You control a young girl named Bess whose mother and father are pilots and adventurers, which makes Bess quite the explorer herself. We learn through one of a handful of semi-interactive cutscenes that her mother passed away, leaving Bess and her and her father flying here and there. You’ll witness quite a few of these flashbacks sprinkled throughout the game, but they don’t end up being all that impactful.
Our adventure starts when Bess and her father’s plane crashes on a mysterious floating island high in the sky above their town. After the crash as Bess and her father find their bearings, a giant security bot emerges and promptly grabs her dad and flies away, leaving young Bess alone on an island full of robots.
From here on out the gameplay expands to a point-and-click adventure primarily shown from the third person perspective. I say primarily because you’ll come across terminals with buttons, levers, switches, and more that you’ll interact with in first person view via VR. Once you complete the puzzle at the terminal, you’ll hit an exit icon and go back out to a third person view, similar to how movies cut from scene to scene. No need to worry, there are no nausea-inducing zooming camera tricks here. The game can be played with the DualShock 4, but it recommends two Move controllers; and so do I. In most cases you’ll use one Move to point-and-click and the other at times to pull a levers and twist valves.
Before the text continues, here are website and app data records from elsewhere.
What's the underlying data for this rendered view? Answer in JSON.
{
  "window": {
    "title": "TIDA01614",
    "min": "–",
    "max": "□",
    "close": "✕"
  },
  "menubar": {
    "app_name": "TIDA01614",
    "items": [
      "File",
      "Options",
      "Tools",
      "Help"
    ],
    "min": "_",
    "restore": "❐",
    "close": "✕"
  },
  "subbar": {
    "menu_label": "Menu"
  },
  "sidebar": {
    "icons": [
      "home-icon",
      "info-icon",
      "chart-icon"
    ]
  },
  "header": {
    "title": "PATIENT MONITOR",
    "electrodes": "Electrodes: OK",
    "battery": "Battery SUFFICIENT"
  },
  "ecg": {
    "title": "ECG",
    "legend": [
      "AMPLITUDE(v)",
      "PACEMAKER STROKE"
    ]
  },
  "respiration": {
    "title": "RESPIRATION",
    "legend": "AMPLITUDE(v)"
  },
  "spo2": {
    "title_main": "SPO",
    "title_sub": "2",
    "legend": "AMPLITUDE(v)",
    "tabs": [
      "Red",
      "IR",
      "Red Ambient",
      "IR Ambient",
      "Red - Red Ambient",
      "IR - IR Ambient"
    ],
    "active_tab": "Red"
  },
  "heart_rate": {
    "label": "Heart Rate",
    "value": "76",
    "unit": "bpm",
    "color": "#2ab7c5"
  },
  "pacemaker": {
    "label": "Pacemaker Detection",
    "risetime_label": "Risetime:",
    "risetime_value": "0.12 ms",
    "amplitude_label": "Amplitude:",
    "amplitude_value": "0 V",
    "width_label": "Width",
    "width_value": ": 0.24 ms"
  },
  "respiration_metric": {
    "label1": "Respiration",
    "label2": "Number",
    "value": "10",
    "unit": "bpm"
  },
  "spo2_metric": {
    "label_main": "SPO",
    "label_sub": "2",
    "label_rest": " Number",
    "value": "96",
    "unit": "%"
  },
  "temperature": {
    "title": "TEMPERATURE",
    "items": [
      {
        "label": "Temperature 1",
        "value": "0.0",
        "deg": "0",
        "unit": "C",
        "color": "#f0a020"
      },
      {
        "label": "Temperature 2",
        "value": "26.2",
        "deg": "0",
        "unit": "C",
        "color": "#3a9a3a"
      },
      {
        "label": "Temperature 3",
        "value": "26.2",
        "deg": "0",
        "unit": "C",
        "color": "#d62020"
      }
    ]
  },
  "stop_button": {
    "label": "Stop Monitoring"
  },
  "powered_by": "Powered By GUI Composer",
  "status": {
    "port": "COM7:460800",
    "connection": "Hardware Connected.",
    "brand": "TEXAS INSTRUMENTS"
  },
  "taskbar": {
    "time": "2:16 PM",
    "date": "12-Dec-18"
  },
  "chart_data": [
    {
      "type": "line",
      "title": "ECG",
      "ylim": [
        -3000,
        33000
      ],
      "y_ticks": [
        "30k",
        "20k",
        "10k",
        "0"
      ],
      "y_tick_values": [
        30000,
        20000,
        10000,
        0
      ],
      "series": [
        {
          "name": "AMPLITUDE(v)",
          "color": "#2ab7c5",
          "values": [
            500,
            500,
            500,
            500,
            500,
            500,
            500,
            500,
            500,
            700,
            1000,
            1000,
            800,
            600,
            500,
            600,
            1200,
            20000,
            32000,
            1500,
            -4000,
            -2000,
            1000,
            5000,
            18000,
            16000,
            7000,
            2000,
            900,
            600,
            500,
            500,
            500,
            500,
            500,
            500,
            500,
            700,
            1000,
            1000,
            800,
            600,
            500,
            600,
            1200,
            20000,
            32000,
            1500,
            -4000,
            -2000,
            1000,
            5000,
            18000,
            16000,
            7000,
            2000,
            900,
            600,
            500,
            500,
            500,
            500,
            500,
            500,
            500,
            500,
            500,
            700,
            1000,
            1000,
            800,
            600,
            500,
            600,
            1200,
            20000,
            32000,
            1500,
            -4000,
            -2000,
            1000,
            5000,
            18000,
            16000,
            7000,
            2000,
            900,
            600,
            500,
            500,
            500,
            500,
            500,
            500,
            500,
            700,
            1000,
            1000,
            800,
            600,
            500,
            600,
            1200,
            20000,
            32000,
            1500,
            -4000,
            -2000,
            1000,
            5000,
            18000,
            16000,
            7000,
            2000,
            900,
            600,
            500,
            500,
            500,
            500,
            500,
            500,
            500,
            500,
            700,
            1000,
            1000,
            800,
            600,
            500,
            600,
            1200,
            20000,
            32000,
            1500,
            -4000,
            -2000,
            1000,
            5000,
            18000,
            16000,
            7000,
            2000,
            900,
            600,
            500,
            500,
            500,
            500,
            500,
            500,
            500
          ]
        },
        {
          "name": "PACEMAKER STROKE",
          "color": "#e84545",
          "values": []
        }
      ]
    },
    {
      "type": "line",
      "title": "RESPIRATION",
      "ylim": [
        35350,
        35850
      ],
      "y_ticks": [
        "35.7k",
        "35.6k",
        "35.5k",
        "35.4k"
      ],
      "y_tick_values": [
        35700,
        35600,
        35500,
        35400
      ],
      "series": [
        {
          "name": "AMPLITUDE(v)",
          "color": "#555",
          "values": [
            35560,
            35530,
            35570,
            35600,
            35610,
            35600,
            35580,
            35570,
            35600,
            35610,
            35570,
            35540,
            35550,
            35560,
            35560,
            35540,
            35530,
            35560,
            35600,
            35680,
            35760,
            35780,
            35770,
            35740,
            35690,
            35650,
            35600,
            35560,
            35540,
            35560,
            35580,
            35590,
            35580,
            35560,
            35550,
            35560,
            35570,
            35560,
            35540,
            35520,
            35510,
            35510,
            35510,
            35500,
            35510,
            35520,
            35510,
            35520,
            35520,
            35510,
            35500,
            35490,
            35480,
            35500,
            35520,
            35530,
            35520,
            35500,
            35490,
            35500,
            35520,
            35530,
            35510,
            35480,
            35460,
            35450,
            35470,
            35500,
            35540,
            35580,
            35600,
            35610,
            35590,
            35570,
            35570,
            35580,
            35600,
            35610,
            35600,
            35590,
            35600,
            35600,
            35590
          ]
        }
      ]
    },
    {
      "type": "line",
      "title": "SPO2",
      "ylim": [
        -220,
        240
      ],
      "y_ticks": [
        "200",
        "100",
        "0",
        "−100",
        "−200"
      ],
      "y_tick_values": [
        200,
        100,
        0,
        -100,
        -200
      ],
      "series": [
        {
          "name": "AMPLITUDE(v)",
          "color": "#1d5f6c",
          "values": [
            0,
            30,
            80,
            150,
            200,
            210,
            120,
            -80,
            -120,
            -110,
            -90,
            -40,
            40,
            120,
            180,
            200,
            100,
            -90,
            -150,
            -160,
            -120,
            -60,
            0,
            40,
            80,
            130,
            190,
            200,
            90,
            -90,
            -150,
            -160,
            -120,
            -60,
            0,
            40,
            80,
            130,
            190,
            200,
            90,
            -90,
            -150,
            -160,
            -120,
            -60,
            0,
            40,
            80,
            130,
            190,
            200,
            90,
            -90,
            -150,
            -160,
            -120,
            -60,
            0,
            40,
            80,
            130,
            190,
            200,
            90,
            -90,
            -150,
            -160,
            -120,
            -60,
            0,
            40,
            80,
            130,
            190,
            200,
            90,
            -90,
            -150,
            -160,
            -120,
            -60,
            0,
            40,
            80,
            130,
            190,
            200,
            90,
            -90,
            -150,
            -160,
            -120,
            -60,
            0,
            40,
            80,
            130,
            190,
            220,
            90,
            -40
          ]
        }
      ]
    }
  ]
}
You’ll also spray down flying enemy bots with water and assemble hidden wind chimes throughout the world for reasons unknown (random, I know).
Throughout my time with WayWard Sky I was fascinated by the living diorama I was peering into. I would frequently find myself leaning in as Bess ran by me, often stopping to admire her details like her scarf blowing in the wind as she was barely inches from my face. This sense of self presence was more mesmerizing when a cutscene played out around me, and I’d often times lean in and out in real time. These conversations were happening in front of and around me. I really can’t stress enough how fucking awesome VR is. The vibrant stylized world around me felt alive.
The game’s length is on the short side, like most other PSVR games at launch, clocking in at around 2-3 hours. I wasn’t bothered by the game’s length, but I would’ve liked more fleshed out characters and a deeper story. This game reminds me of ReCore for a few reasons, neither of which are because they both star a girl and robots. Both games offer simple gameplay with an interesting story and characters that never end up developing into much of anything.
In WayWard Sky, we learn the story of a boy on the island who felt distant from his father as they toiled away on his robots, often making his son feel neglected growing up. It’s because of his resentment towards his now deceased father that he is alone on the island in the sky surrounded by hostile bots. This secondary plot is told via storybook style cutscenes that play out in front of your face, which is pretty fun. My one nitpick is that both stories wrap up fairly quickly before they feel like they’ve even begun, which is a shame because I love the lore, environments, and characters of WayWard Sky. What the game does right is know when to wrap things up before the simplistic story and gameplay becomes dull. Just when I was growing tired of flipping switches and pulling levers the game gave me the ability to control security bots and when that seemed a bit long in the tooth I was then able to blast flying enemy bots with a hose and watch them explode above me in beautiful cartoon fashion.
Having played many fantastic launch games for PSVR like Job Simulator (review here) and Superhypercube (review coming), WayWard Sky is a great little adventure that owners of Sony’s headset shouldn’t overlook, even with a somewhat shallow story and gameplay. If you’re still unsure after reading reviews you can check it out for yourself on the demo disc with PSVR on the game’s page.